**Task**
What is needed is an exact reproduction of the listing, without its pictures.

= = = = = = =

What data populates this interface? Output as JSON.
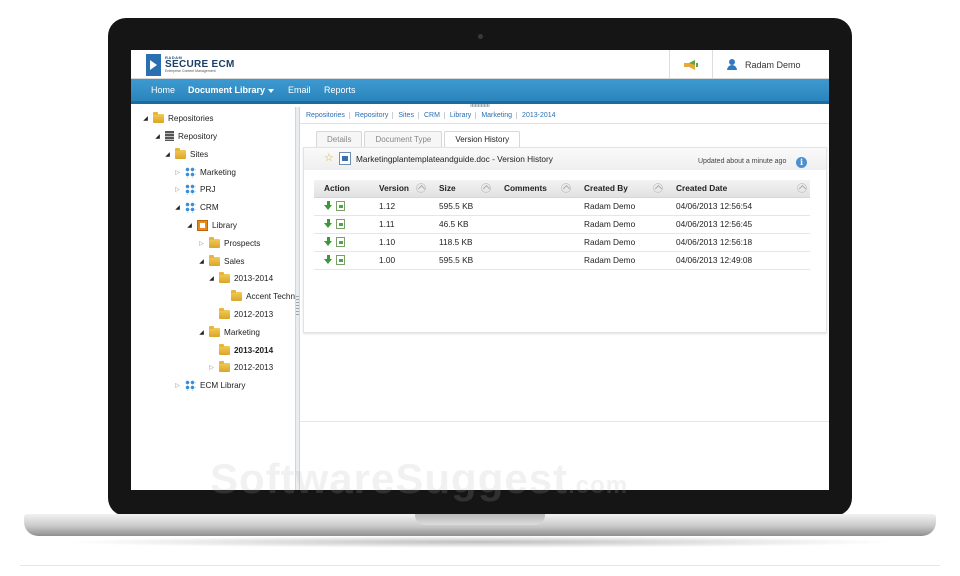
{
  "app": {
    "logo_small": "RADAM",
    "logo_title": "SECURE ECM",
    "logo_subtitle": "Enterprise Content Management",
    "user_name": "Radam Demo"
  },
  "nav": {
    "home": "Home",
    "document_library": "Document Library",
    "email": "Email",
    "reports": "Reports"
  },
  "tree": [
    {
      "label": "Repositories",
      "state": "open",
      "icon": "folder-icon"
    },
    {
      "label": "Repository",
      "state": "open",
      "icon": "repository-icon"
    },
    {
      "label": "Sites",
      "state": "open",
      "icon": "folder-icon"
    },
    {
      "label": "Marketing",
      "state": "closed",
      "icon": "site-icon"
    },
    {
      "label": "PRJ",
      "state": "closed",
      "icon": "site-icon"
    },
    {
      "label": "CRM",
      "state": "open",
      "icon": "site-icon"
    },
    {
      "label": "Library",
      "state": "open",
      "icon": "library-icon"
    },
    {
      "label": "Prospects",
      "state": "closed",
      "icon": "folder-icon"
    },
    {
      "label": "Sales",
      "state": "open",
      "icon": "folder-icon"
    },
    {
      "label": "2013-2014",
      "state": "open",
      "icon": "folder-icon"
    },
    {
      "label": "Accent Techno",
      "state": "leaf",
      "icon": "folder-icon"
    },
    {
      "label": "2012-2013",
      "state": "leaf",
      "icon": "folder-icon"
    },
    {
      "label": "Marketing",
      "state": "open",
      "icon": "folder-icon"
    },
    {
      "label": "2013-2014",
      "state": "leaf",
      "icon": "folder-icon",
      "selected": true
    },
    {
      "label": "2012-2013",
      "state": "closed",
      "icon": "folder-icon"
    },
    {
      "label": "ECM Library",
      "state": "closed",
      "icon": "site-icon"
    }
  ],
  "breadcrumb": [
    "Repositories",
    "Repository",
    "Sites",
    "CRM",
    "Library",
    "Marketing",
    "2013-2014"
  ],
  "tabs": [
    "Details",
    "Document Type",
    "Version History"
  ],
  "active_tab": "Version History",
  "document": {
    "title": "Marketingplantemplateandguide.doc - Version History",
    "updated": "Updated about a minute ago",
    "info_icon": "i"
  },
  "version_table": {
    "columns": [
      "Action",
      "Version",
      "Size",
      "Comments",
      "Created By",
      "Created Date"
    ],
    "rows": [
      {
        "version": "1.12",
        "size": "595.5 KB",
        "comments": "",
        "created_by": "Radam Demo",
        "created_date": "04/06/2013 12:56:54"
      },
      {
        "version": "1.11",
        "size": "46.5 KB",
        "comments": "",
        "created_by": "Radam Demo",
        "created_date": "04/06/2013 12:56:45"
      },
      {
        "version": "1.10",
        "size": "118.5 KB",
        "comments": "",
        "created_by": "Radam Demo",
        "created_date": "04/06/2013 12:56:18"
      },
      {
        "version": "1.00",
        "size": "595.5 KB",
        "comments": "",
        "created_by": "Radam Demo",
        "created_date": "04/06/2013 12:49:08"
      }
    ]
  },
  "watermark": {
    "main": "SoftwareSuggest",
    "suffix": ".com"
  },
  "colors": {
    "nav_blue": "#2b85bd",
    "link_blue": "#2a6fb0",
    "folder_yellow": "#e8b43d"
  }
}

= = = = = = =

**Solution to this problem**
What data populates this interface? Output as JSON.
{
  "app": {
    "logo_small": "RADAM",
    "logo_title": "SECURE ECM",
    "logo_subtitle": "Enterprise Content Management",
    "user_name": "Radam Demo"
  },
  "nav": {
    "home": "Home",
    "document_library": "Document Library",
    "email": "Email",
    "reports": "Reports"
  },
  "tree": [
    {
      "label": "Repositories",
      "state": "open",
      "icon": "folder-icon"
    },
    {
      "label": "Repository",
      "state": "open",
      "icon": "repository-icon"
    },
    {
      "label": "Sites",
      "state": "open",
      "icon": "folder-icon"
    },
    {
      "label": "Marketing",
      "state": "closed",
      "icon": "site-icon"
    },
    {
      "label": "PRJ",
      "state": "closed",
      "icon": "site-icon"
    },
    {
      "label": "CRM",
      "state": "open",
      "icon": "site-icon"
    },
    {
      "label": "Library",
      "state": "open",
      "icon": "library-icon"
    },
    {
      "label": "Prospects",
      "state": "closed",
      "icon": "folder-icon"
    },
    {
      "label": "Sales",
      "state": "open",
      "icon": "folder-icon"
    },
    {
      "label": "2013-2014",
      "state": "open",
      "icon": "folder-icon"
    },
    {
      "label": "Accent Techno",
      "state": "leaf",
      "icon": "folder-icon"
    },
    {
      "label": "2012-2013",
      "state": "leaf",
      "icon": "folder-icon"
    },
    {
      "label": "Marketing",
      "state": "open",
      "icon": "folder-icon"
    },
    {
      "label": "2013-2014",
      "state": "leaf",
      "icon": "folder-icon",
      "selected": true
    },
    {
      "label": "2012-2013",
      "state": "closed",
      "icon": "folder-icon"
    },
    {
      "label": "ECM Library",
      "state": "closed",
      "icon": "site-icon"
    }
  ],
  "breadcrumb": [
    "Repositories",
    "Repository",
    "Sites",
    "CRM",
    "Library",
    "Marketing",
    "2013-2014"
  ],
  "tabs": [
    "Details",
    "Document Type",
    "Version History"
  ],
  "active_tab": "Version History",
  "document": {
    "title": "Marketingplantemplateandguide.doc - Version History",
    "updated": "Updated about a minute ago",
    "info_icon": "i"
  },
  "version_table": {
    "columns": [
      "Action",
      "Version",
      "Size",
      "Comments",
      "Created By",
      "Created Date"
    ],
    "rows": [
      {
        "version": "1.12",
        "size": "595.5 KB",
        "comments": "",
        "created_by": "Radam Demo",
        "created_date": "04/06/2013 12:56:54"
      },
      {
        "version": "1.11",
        "size": "46.5 KB",
        "comments": "",
        "created_by": "Radam Demo",
        "created_date": "04/06/2013 12:56:45"
      },
      {
        "version": "1.10",
        "size": "118.5 KB",
        "comments": "",
        "created_by": "Radam Demo",
        "created_date": "04/06/2013 12:56:18"
      },
      {
        "version": "1.00",
        "size": "595.5 KB",
        "comments": "",
        "created_by": "Radam Demo",
        "created_date": "04/06/2013 12:49:08"
      }
    ]
  },
  "watermark": {
    "main": "SoftwareSuggest",
    "suffix": ".com"
  },
  "colors": {
    "nav_blue": "#2b85bd",
    "link_blue": "#2a6fb0",
    "folder_yellow": "#e8b43d"
  }
}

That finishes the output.